The fiery crash is thought to have generated massive heat, triggered tidal waves and clouded over the sky. In the aftermath, as much as 75 percent of all land-based life went extinct.
To figure out what the area was like before the fiery extinction event, the researchers studied leaf and pollen fossils from the region. They tell a story of two different forests. Although the region was wet and warm before the crash, it teemed with conifers and ferns, and the widely spaced trees let in large patches of light.

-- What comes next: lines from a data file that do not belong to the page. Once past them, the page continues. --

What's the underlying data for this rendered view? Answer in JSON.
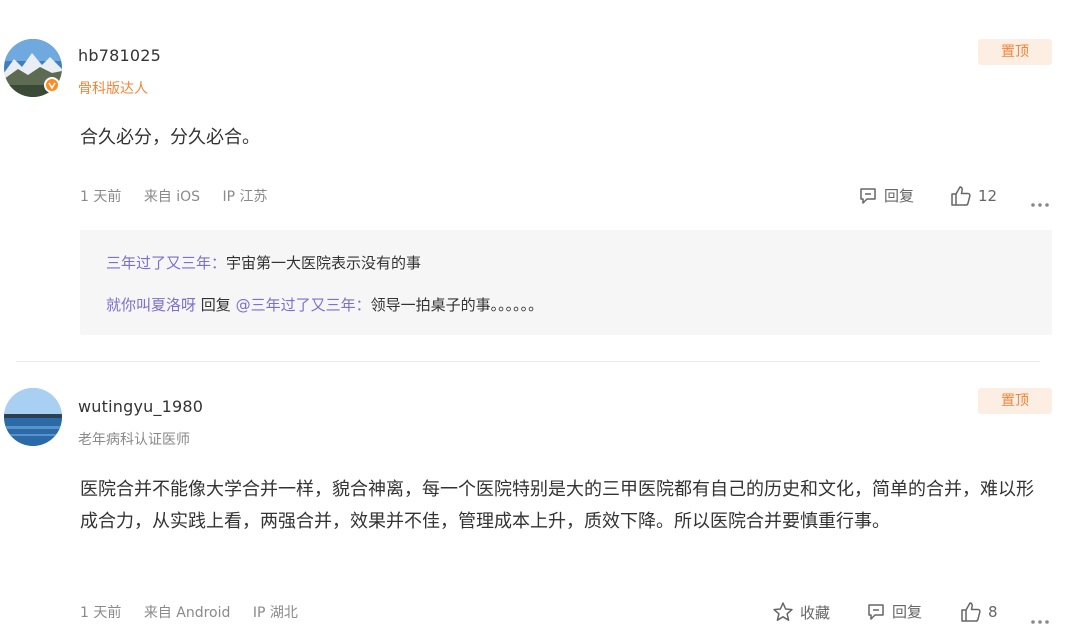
{
  "comments": [
    {
      "username": "hb781025",
      "user_title": "骨科版达人",
      "user_title_color": "#f2853b",
      "pinned_label": "置顶",
      "content": "合久必分，分久必合。",
      "time": "1 天前",
      "source": "来自 iOS",
      "ip": "IP 江苏",
      "reply_label": "回复",
      "like_count": "12",
      "replies": [
        {
          "user": "三年过了又三年",
          "separator": "：",
          "text": "宇宙第一大医院表示没有的事"
        },
        {
          "user": "就你叫夏洛呀",
          "reply_word": " 回复 ",
          "target": "@三年过了又三年",
          "separator": "：",
          "text": "领导一拍桌子的事。。。。。。"
        }
      ]
    },
    {
      "username": "wutingyu_1980",
      "user_title": "老年病科认证医师",
      "user_title_color": "#8a8a8a",
      "pinned_label": "置顶",
      "content": "医院合并不能像大学合并一样，貌合神离，每一个医院特别是大的三甲医院都有自己的历史和文化，简单的合并，难以形成合力，从实践上看，两强合并，效果并不佳，管理成本上升，质效下降。所以医院合并要慎重行事。",
      "time": "1 天前",
      "source": "来自 Android",
      "ip": "IP 湖北",
      "favorite_label": "收藏",
      "reply_label": "回复",
      "like_count": "8"
    }
  ],
  "icons": {
    "verified": "verified-badge-icon",
    "reply": "comment-icon",
    "like": "thumbs-up-icon",
    "favorite": "star-icon",
    "more": "more-dots-icon"
  },
  "colors": {
    "accent_orange": "#f2853b",
    "pin_bg": "#fdeee3",
    "reply_user": "#7b6fcf",
    "reply_bg": "#f6f6f6"
  }
}
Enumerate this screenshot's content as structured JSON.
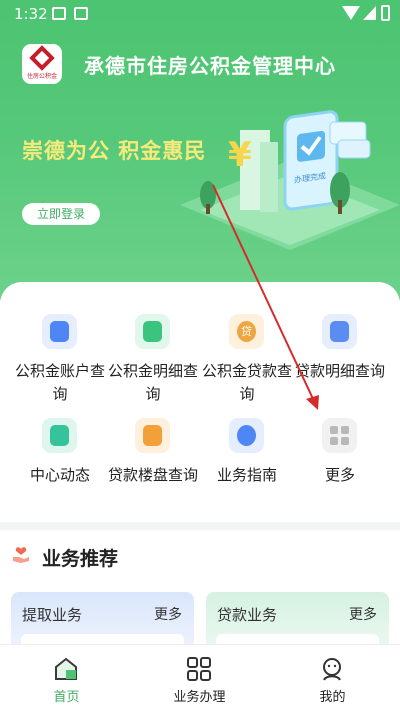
{
  "status_bar": {
    "time": "1:32"
  },
  "header": {
    "title": "承德市住房公积金管理中心",
    "logo_text": "住房公积金"
  },
  "banner": {
    "slogan": "崇德为公 积金惠民",
    "login_label": "立即登录",
    "illustration_symbol": "¥",
    "phone_caption": "办理完成"
  },
  "services": [
    {
      "label": "公积金账户查询",
      "icon": "account-icon",
      "color": "#4e86f5"
    },
    {
      "label": "公积金明细查询",
      "icon": "detail-icon",
      "color": "#3bc47e"
    },
    {
      "label": "公积金贷款查询",
      "icon": "loan-icon",
      "color": "#f0a640",
      "glyph": "贷"
    },
    {
      "label": "贷款明细查询",
      "icon": "loan-detail-icon",
      "color": "#5a8cf2"
    },
    {
      "label": "中心动态",
      "icon": "news-icon",
      "color": "#36c29b"
    },
    {
      "label": "贷款楼盘查询",
      "icon": "building-icon",
      "color": "#f2a03a"
    },
    {
      "label": "业务指南",
      "icon": "guide-icon",
      "color": "#4f86f5"
    },
    {
      "label": "更多",
      "icon": "more-grid-icon",
      "color": "#b8b8b8"
    }
  ],
  "recommend": {
    "title": "业务推荐",
    "cards": [
      {
        "name": "提取业务",
        "more": "更多",
        "bg": "#dfe9fb"
      },
      {
        "name": "贷款业务",
        "more": "更多",
        "bg": "#ddf3e6"
      }
    ]
  },
  "tabs": [
    {
      "label": "首页",
      "active": true
    },
    {
      "label": "业务办理",
      "active": false
    },
    {
      "label": "我的",
      "active": false
    }
  ],
  "colors": {
    "primary": "#4cc471",
    "active_tab": "#3fae63",
    "annotation": "#d62b2b"
  }
}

Afterward, the researchers say, a full 45 percent of plants in the area became extinct. Flowering plants took over and the canopy became denser. The rainforest became more diverse and stratified from top to bottom. In the shadier sections below, a rainbow of flowering plants flourished.

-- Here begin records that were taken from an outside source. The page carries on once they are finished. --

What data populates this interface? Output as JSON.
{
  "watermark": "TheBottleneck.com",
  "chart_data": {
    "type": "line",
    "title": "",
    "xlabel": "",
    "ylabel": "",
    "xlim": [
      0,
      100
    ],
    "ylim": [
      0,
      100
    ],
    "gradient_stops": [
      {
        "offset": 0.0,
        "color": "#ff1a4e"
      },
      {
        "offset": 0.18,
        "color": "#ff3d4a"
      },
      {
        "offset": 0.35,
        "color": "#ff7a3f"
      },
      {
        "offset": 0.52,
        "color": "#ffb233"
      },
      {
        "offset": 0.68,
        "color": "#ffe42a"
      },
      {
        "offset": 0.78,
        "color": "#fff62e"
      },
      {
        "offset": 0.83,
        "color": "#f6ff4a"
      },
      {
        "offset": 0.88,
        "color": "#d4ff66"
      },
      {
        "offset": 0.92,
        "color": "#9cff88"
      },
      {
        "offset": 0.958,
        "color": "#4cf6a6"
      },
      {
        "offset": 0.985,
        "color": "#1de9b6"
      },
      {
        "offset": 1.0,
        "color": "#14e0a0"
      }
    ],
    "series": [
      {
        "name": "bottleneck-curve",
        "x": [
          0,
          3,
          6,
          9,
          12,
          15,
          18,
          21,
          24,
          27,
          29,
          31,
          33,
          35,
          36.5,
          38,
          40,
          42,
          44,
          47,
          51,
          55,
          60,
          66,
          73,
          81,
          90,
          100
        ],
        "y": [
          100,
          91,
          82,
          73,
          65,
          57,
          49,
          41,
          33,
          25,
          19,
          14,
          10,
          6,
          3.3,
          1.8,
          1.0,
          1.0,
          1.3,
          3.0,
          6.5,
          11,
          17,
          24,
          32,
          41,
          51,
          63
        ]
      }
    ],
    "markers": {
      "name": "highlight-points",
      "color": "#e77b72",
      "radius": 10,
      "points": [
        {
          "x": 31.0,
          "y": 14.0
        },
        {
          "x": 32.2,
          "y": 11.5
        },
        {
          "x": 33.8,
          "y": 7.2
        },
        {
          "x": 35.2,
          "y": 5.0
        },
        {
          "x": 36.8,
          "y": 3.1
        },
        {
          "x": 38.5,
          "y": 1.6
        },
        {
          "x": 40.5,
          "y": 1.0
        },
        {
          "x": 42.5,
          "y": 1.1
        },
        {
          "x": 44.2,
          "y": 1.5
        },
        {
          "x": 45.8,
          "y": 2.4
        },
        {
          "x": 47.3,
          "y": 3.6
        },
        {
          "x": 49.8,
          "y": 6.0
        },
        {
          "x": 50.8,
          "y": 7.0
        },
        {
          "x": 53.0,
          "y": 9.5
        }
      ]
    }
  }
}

How was such a dramatic change possible after such a disruptive event?
The researchers have three potential explanations. Perhaps dinosaurs’ migration and snacking habits had been responsible for keeping the forests open before impact. Ash from the asteroid blast may have enriched tropical soils and helped foster faster-growing flowering plants. Maybe conifers were simply more prone to extinction in an era of environmental chaos. Or maybe it was a mix of all three.

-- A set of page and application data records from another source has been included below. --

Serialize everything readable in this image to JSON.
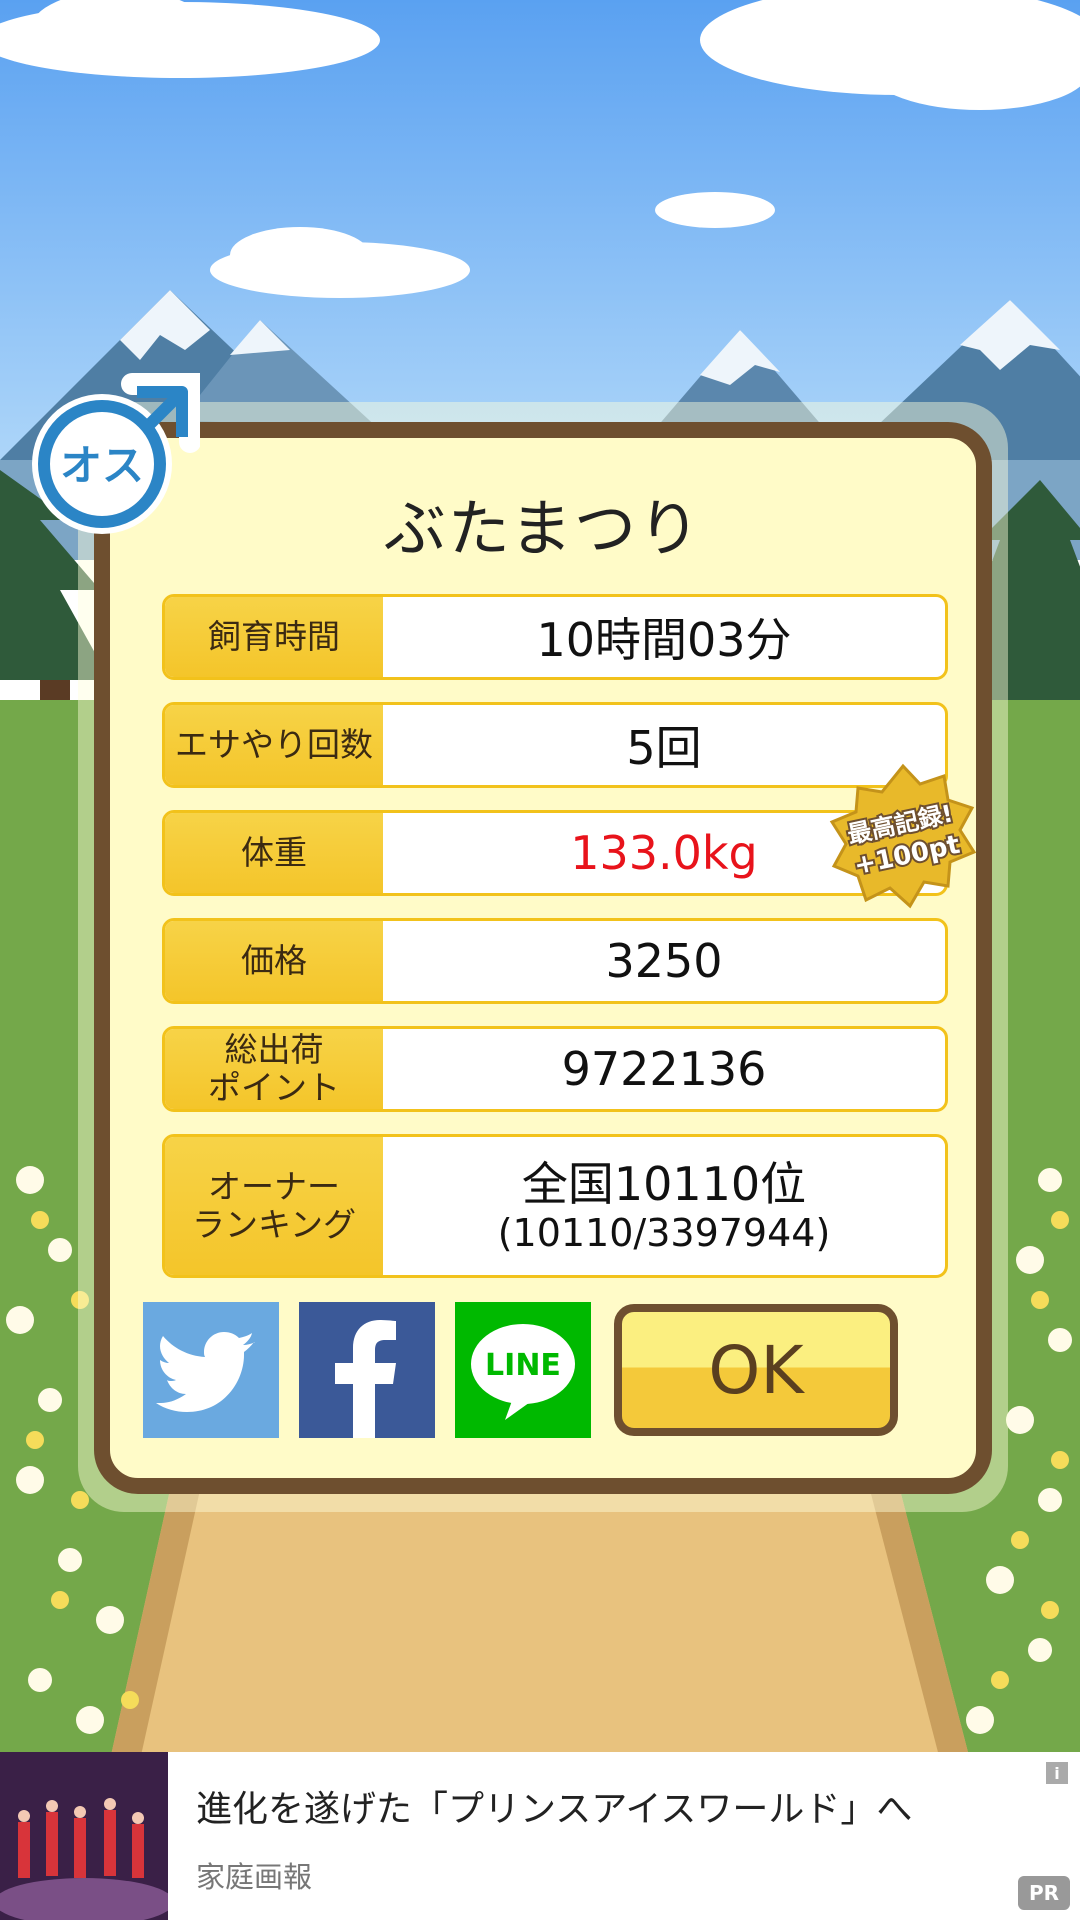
{
  "game": {
    "pig_name": "ぶたまつり",
    "sex_label": "オス",
    "stats": [
      {
        "label": "飼育時間",
        "value": "10時間03分"
      },
      {
        "label": "エサやり回数",
        "value": "5回"
      },
      {
        "label": "体重",
        "value": "133.0kg"
      },
      {
        "label": "価格",
        "value": "3250"
      },
      {
        "label": "総出荷\nポイント",
        "value": "9722136"
      }
    ],
    "ranking": {
      "label": "オーナー\nランキング",
      "line1": "全国10110位",
      "line2": "(10110/3397944)"
    },
    "record_badge": {
      "line1": "最高記録!",
      "line2": "+100pt"
    },
    "share": {
      "twitter_icon": "twitter-bird-icon",
      "facebook_icon": "facebook-f-icon",
      "line_label": "LINE"
    },
    "ok_label": "OK"
  },
  "ad": {
    "title": "進化を遂げた「プリンスアイスワールド」へ",
    "source": "家庭画報",
    "pr_label": "PR",
    "info_label": "i"
  },
  "colors": {
    "sky": "#6fb0f4",
    "grass": "#74a84a",
    "path": "#e8c27e",
    "panel_bg": "#fffbc8",
    "panel_border": "#6e4f2f",
    "label_yellow": "#f4c52a",
    "record_red": "#e8131b",
    "twitter": "#6aa9e0",
    "facebook": "#3b5998",
    "line": "#00b900"
  }
}
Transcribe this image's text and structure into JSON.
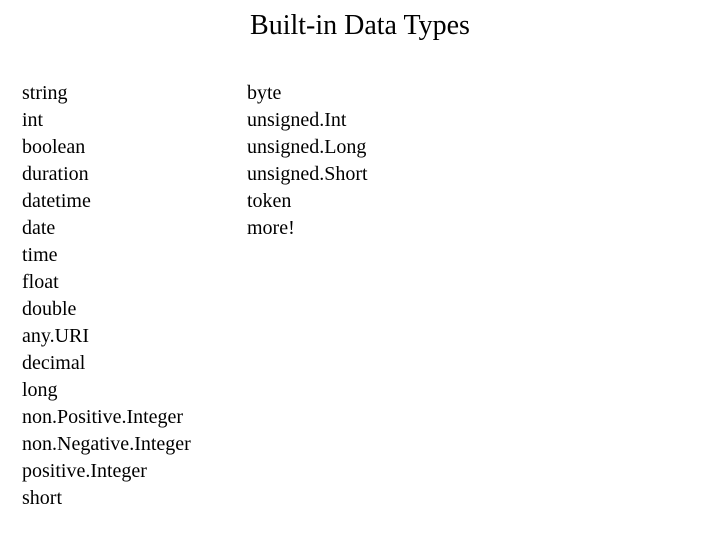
{
  "title": "Built-in Data Types",
  "columns": {
    "left": [
      "string",
      "int",
      "boolean",
      "duration",
      "datetime",
      "date",
      "time",
      "float",
      "double",
      "any.URI",
      "decimal",
      "long",
      "non.Positive.Integer",
      "non.Negative.Integer",
      "positive.Integer",
      "short"
    ],
    "right": [
      "byte",
      "unsigned.Int",
      "unsigned.Long",
      "unsigned.Short",
      "token",
      "more!"
    ]
  }
}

“A global catastrophe involving a mass extinction produces a different world,” write Bonnie F. Jacobs and Ellen D. Currano in an accompanying article. In this case, it was a rich and diverse one. But it also laid waste to a forgotten ecosystem that only exists in fossils today. For the study, go to bit.ly/sciencemag-rainforest.